## Data items
● ● ● ●

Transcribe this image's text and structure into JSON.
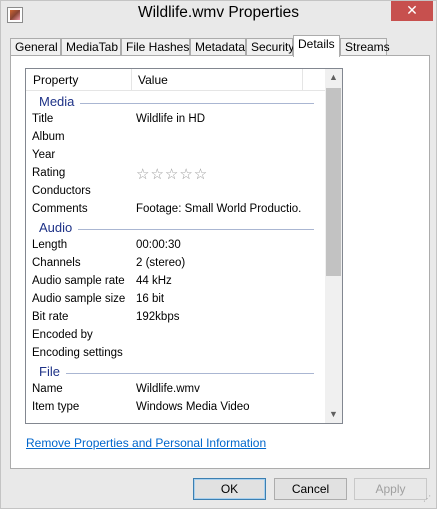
{
  "window": {
    "title": "Wildlife.wmv Properties",
    "close_glyph": "✕"
  },
  "tabs": [
    "General",
    "MediaTab",
    "File Hashes",
    "Metadata",
    "Security",
    "Details",
    "Streams"
  ],
  "active_tab": "Details",
  "table": {
    "col_property": "Property",
    "col_value": "Value",
    "groups": [
      {
        "name": "Media",
        "rows": [
          {
            "k": "Title",
            "v": "Wildlife in HD"
          },
          {
            "k": "Album",
            "v": ""
          },
          {
            "k": "Year",
            "v": ""
          },
          {
            "k": "Rating",
            "v": "",
            "stars": 0
          },
          {
            "k": "Conductors",
            "v": ""
          },
          {
            "k": "Comments",
            "v": "Footage: Small World Productio..."
          }
        ]
      },
      {
        "name": "Audio",
        "rows": [
          {
            "k": "Length",
            "v": "00:00:30"
          },
          {
            "k": "Channels",
            "v": "2 (stereo)"
          },
          {
            "k": "Audio sample rate",
            "v": "44 kHz"
          },
          {
            "k": "Audio sample size",
            "v": "16 bit"
          },
          {
            "k": "Bit rate",
            "v": "192kbps"
          },
          {
            "k": "Encoded by",
            "v": ""
          },
          {
            "k": "Encoding settings",
            "v": ""
          }
        ]
      },
      {
        "name": "File",
        "rows": [
          {
            "k": "Name",
            "v": "Wildlife.wmv"
          },
          {
            "k": "Item type",
            "v": "Windows Media Video"
          }
        ]
      }
    ]
  },
  "link_text": "Remove Properties and Personal Information",
  "buttons": {
    "ok": "OK",
    "cancel": "Cancel",
    "apply": "Apply"
  }
}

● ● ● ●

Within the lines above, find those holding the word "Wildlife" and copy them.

## EXERCISE OUTPUT
    "title": "Wildlife.wmv Properties",
            "v": "Wildlife in HD"
            "v": "Wildlife.wmv"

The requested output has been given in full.